Costco Shoppers Aren't Sure About This Japanese Wagyu Beef. Here's Why

Japanese Wagyu beef is highly prized, and, as you probably know, pretty expensive (via Insider). That's what has some Costco shoppers hesitant about buying it: the fear that they will make a mistake and waste the pricey purchase.

Recently spotted on the shelves by Instagrammer @CostcoDeals was a thin-sliced Japanese A5 Wagyu chuck roll, priced at $69.99 per pound (via Instagram). Although this exact product was not offered online at the time of this writing, Costco lists their similar Authentic Wagyu Japanese A5 Chuck Roll Korean BBQ Style 4-pack at about $74.99 per pound (via Costco). "Wagyu" refers to Japanese beef cattle of pure or nearly pure breeding, according to Food and Wine. It's known for its incredible flavor. The "A" numbering system indicates that the beef is from Japan. Japanese regulators grade beef on a 1-5 scale, so 5 is the highest quality Wagyu you can buy, according to Bon Appétit.

Believe it or not, $69.99 per pound sounds like a steal when you peruse the other Wagyu beef options from everyone's favorite wholesale club. There are actually about 18 other Wagyu beef offerings, including a 12-pound A5 Grade Boneless Ribeye Roast for $999.99 or half of that amount, six pounds of Japanese Wagyu tenderloin, for the same price (via Costco).

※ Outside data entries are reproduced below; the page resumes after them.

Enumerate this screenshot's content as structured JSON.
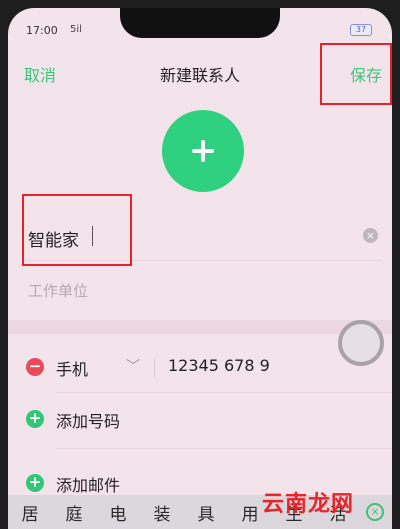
{
  "status_bar": {
    "time": "17:00",
    "signal": "5il",
    "battery": "37"
  },
  "nav": {
    "cancel": "取消",
    "title": "新建联系人",
    "save": "保存"
  },
  "avatar": {
    "icon": "plus-icon"
  },
  "name_field": {
    "value": "智能家"
  },
  "company_field": {
    "placeholder": "工作单位"
  },
  "phone_row": {
    "label": "手机",
    "number": "12345 678 9"
  },
  "add_number": {
    "label": "添加号码"
  },
  "add_email": {
    "label": "添加邮件"
  },
  "keyboard": {
    "candidates": [
      "居",
      "庭",
      "电",
      "装",
      "具",
      "用",
      "生",
      "活"
    ]
  },
  "watermark": "云南龙网",
  "colors": {
    "accent": "#3ec57b",
    "danger": "#e9485d",
    "highlight": "#e8222a"
  }
}
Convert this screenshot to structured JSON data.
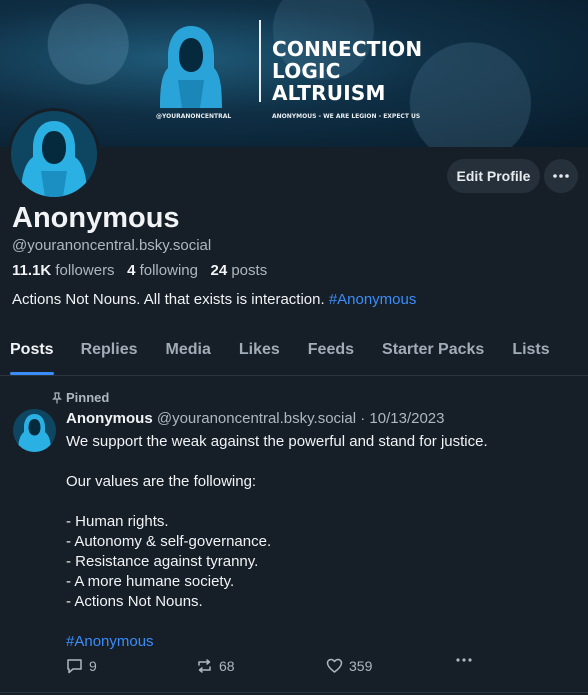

We don't blame anyone who's afraid to purchase these tasty steaks. As one Costco shopper commented on Instagram, "That's way too expensive for me to potentially screw up."

How to cook thinly sliced Wagyu

According to Japan Centre, thin cuts of Wagyu beef like the ones on offer at Costco feature more marbling than lean cuts. This fat has a very low melting point (nearly room temperature), which means the meat nearly "dissolves in your mouth," and features a "rich and buttery umami flavor."

How do you prepare thinly sliced Wagyu correctly and ensure you don't waste your money? According to Fine Dining Lovers, there are a few ways to prepare these delicate slices of beef. One of them yaki-niku style: on a hot grill over a direct flame. You can also try the shabu-shabu method of boiling the thin slices in an oily stock, which will take only a few seconds for each slice. Costco recommends simply cooking up the slices in a frying pan or grill (via Costco). Just remember they cook quickly. 

Fine Dining Lovers says this delicious beef needs nothing but a pinch of sea salt and some ground black pepper. A member of Cookpad sautées it in butter, sliced garlic, and soy sauce, however.

A final word of caution: As of this writing, there were 16 reviews for the Authentic Wagyu Japanese A5 Chuck Roll Korean BBQ Style 4-pack on the Costco website, and those who purchased the product had mixed opinions, with some calling it great-tasting and others complaining that it was too fatty.